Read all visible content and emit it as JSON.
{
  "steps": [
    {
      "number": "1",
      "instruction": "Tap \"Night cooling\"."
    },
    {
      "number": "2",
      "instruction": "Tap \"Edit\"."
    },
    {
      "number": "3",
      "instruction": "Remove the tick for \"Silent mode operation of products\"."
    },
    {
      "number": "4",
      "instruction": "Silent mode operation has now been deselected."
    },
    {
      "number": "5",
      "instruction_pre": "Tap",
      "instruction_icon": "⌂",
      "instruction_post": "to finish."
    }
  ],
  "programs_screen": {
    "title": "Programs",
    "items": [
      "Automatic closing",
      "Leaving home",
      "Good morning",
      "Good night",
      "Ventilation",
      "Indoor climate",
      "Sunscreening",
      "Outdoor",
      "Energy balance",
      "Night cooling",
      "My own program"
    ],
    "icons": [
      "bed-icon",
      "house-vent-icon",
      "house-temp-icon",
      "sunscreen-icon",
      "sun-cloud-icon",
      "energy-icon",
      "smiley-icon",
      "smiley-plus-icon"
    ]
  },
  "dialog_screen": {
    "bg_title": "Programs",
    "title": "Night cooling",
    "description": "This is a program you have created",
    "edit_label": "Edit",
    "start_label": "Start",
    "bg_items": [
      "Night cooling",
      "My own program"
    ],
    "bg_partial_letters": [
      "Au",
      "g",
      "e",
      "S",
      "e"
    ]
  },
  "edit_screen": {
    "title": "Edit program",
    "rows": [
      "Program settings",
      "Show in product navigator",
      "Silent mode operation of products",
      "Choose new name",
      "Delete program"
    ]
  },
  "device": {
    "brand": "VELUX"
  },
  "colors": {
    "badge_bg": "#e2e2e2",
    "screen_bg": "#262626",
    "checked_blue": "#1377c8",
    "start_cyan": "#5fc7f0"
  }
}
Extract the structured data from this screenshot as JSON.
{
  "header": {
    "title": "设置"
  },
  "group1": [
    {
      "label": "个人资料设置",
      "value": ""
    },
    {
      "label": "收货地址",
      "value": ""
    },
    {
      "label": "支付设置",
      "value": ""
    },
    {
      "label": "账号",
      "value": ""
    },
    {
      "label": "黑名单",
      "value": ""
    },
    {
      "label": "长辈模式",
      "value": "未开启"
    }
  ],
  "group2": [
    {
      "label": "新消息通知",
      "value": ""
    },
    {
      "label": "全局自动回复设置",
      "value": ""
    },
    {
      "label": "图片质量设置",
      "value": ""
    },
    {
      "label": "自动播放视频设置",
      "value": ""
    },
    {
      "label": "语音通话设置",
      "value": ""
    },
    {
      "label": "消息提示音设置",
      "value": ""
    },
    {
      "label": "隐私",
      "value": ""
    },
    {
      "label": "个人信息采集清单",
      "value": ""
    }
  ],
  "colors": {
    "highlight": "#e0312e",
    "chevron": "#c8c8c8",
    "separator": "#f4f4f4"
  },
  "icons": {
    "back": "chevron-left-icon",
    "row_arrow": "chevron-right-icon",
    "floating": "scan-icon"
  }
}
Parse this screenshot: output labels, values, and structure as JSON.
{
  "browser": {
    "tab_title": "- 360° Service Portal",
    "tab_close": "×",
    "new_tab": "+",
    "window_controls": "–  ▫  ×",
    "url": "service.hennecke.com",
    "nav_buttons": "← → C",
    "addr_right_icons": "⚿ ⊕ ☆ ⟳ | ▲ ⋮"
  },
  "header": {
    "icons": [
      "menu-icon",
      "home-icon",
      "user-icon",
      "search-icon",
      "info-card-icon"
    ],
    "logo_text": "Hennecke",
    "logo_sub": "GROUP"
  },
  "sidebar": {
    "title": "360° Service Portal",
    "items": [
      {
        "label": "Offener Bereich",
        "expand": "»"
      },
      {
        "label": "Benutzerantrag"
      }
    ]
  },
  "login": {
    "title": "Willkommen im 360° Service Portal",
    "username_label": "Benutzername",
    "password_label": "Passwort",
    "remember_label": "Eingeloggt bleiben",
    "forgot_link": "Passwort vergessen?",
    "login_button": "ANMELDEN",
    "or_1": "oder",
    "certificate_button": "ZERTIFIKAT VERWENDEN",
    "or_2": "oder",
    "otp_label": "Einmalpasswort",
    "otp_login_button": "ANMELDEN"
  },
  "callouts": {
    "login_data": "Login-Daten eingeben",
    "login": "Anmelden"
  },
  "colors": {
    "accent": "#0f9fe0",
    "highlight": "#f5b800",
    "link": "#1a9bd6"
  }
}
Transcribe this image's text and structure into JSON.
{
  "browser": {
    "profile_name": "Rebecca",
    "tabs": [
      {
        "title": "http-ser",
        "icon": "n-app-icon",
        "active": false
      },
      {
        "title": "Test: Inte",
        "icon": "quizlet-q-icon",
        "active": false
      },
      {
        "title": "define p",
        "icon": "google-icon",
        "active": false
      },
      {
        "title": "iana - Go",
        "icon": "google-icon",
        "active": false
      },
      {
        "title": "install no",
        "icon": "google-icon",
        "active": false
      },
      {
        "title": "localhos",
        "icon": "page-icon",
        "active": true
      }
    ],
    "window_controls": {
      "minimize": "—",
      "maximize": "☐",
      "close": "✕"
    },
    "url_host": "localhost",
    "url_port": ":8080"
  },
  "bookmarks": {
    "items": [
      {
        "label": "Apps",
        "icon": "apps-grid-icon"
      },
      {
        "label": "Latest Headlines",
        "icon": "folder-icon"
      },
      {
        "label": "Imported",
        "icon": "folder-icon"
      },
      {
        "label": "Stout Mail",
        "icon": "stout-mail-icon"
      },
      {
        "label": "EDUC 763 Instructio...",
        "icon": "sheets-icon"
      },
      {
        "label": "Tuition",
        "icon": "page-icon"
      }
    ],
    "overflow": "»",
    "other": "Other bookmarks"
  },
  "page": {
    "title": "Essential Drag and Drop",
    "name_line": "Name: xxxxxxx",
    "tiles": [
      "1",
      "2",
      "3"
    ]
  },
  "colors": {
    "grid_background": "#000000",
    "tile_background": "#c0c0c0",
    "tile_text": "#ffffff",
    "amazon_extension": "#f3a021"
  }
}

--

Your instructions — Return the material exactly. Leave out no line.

Finished task —
Read all visible content and emit it as JSON.
{
  "steps": [
    {
      "number": "1",
      "instruction": "Tap \"Night cooling\"."
    },
    {
      "number": "2",
      "instruction": "Tap \"Edit\"."
    },
    {
      "number": "3",
      "instruction": "Remove the tick for \"Silent mode operation of products\"."
    },
    {
      "number": "4",
      "instruction": "Silent mode operation has now been deselected."
    },
    {
      "number": "5",
      "instruction_pre": "Tap",
      "instruction_icon": "⌂",
      "instruction_post": "to finish."
    }
  ],
  "programs_screen": {
    "title": "Programs",
    "items": [
      "Automatic closing",
      "Leaving home",
      "Good morning",
      "Good night",
      "Ventilation",
      "Indoor climate",
      "Sunscreening",
      "Outdoor",
      "Energy balance",
      "Night cooling",
      "My own program"
    ],
    "icons": [
      "bed-icon",
      "house-vent-icon",
      "house-temp-icon",
      "sunscreen-icon",
      "sun-cloud-icon",
      "energy-icon",
      "smiley-icon",
      "smiley-plus-icon"
    ]
  },
  "dialog_screen": {
    "bg_title": "Programs",
    "title": "Night cooling",
    "description": "This is a program you have created",
    "edit_label": "Edit",
    "start_label": "Start",
    "bg_items": [
      "Night cooling",
      "My own program"
    ],
    "bg_partial_letters": [
      "Au",
      "g",
      "e",
      "S",
      "e"
    ]
  },
  "edit_screen": {
    "title": "Edit program",
    "rows": [
      "Program settings",
      "Show in product navigator",
      "Silent mode operation of products",
      "Choose new name",
      "Delete program"
    ]
  },
  "device": {
    "brand": "VELUX"
  },
  "colors": {
    "badge_bg": "#e2e2e2",
    "screen_bg": "#262626",
    "checked_blue": "#1377c8",
    "start_cyan": "#5fc7f0"
  }
}
Extract the structured data from this screenshot as JSON.
{
  "header": {
    "title": "设置"
  },
  "group1": [
    {
      "label": "个人资料设置",
      "value": ""
    },
    {
      "label": "收货地址",
      "value": ""
    },
    {
      "label": "支付设置",
      "value": ""
    },
    {
      "label": "账号",
      "value": ""
    },
    {
      "label": "黑名单",
      "value": ""
    },
    {
      "label": "长辈模式",
      "value": "未开启"
    }
  ],
  "group2": [
    {
      "label": "新消息通知",
      "value": ""
    },
    {
      "label": "全局自动回复设置",
      "value": ""
    },
    {
      "label": "图片质量设置",
      "value": ""
    },
    {
      "label": "自动播放视频设置",
      "value": ""
    },
    {
      "label": "语音通话设置",
      "value": ""
    },
    {
      "label": "消息提示音设置",
      "value": ""
    },
    {
      "label": "隐私",
      "value": ""
    },
    {
      "label": "个人信息采集清单",
      "value": ""
    }
  ],
  "colors": {
    "highlight": "#e0312e",
    "chevron": "#c8c8c8",
    "separator": "#f4f4f4"
  },
  "icons": {
    "back": "chevron-left-icon",
    "row_arrow": "chevron-right-icon",
    "floating": "scan-icon"
  }
}
Parse this screenshot: output labels, values, and structure as JSON.
{
  "browser": {
    "tab_title": "- 360° Service Portal",
    "tab_close": "×",
    "new_tab": "+",
    "window_controls": "–  ▫  ×",
    "url": "service.hennecke.com",
    "nav_buttons": "← → C",
    "addr_right_icons": "⚿ ⊕ ☆ ⟳ | ▲ ⋮"
  },
  "header": {
    "icons": [
      "menu-icon",
      "home-icon",
      "user-icon",
      "search-icon",
      "info-card-icon"
    ],
    "logo_text": "Hennecke",
    "logo_sub": "GROUP"
  },
  "sidebar": {
    "title": "360° Service Portal",
    "items": [
      {
        "label": "Offener Bereich",
        "expand": "»"
      },
      {
        "label": "Benutzerantrag"
      }
    ]
  },
  "login": {
    "title": "Willkommen im 360° Service Portal",
    "username_label": "Benutzername",
    "password_label": "Passwort",
    "remember_label": "Eingeloggt bleiben",
    "forgot_link": "Passwort vergessen?",
    "login_button": "ANMELDEN",
    "or_1": "oder",
    "certificate_button": "ZERTIFIKAT VERWENDEN",
    "or_2": "oder",
    "otp_label": "Einmalpasswort",
    "otp_login_button": "ANMELDEN"
  },
  "callouts": {
    "login_data": "Login-Daten eingeben",
    "login": "Anmelden"
  },
  "colors": {
    "accent": "#0f9fe0",
    "highlight": "#f5b800",
    "link": "#1a9bd6"
  }
}
Transcribe this image's text and structure into JSON.
{
  "browser": {
    "profile_name": "Rebecca",
    "tabs": [
      {
        "title": "http-ser",
        "icon": "n-app-icon",
        "active": false
      },
      {
        "title": "Test: Inte",
        "icon": "quizlet-q-icon",
        "active": false
      },
      {
        "title": "define p",
        "icon": "google-icon",
        "active": false
      },
      {
        "title": "iana - Go",
        "icon": "google-icon",
        "active": false
      },
      {
        "title": "install no",
        "icon": "google-icon",
        "active": false
      },
      {
        "title": "localhos",
        "icon": "page-icon",
        "active": true
      }
    ],
    "window_controls": {
      "minimize": "—",
      "maximize": "☐",
      "close": "✕"
    },
    "url_host": "localhost",
    "url_port": ":8080"
  },
  "bookmarks": {
    "items": [
      {
        "label": "Apps",
        "icon": "apps-grid-icon"
      },
      {
        "label": "Latest Headlines",
        "icon": "folder-icon"
      },
      {
        "label": "Imported",
        "icon": "folder-icon"
      },
      {
        "label": "Stout Mail",
        "icon": "stout-mail-icon"
      },
      {
        "label": "EDUC 763 Instructio...",
        "icon": "sheets-icon"
      },
      {
        "label": "Tuition",
        "icon": "page-icon"
      }
    ],
    "overflow": "»",
    "other": "Other bookmarks"
  },
  "page": {
    "title": "Essential Drag and Drop",
    "name_line": "Name: xxxxxxx",
    "tiles": [
      "1",
      "2",
      "3"
    ]
  },
  "colors": {
    "grid_background": "#000000",
    "tile_background": "#c0c0c0",
    "tile_text": "#ffffff",
    "amazon_extension": "#f3a021"
  }
}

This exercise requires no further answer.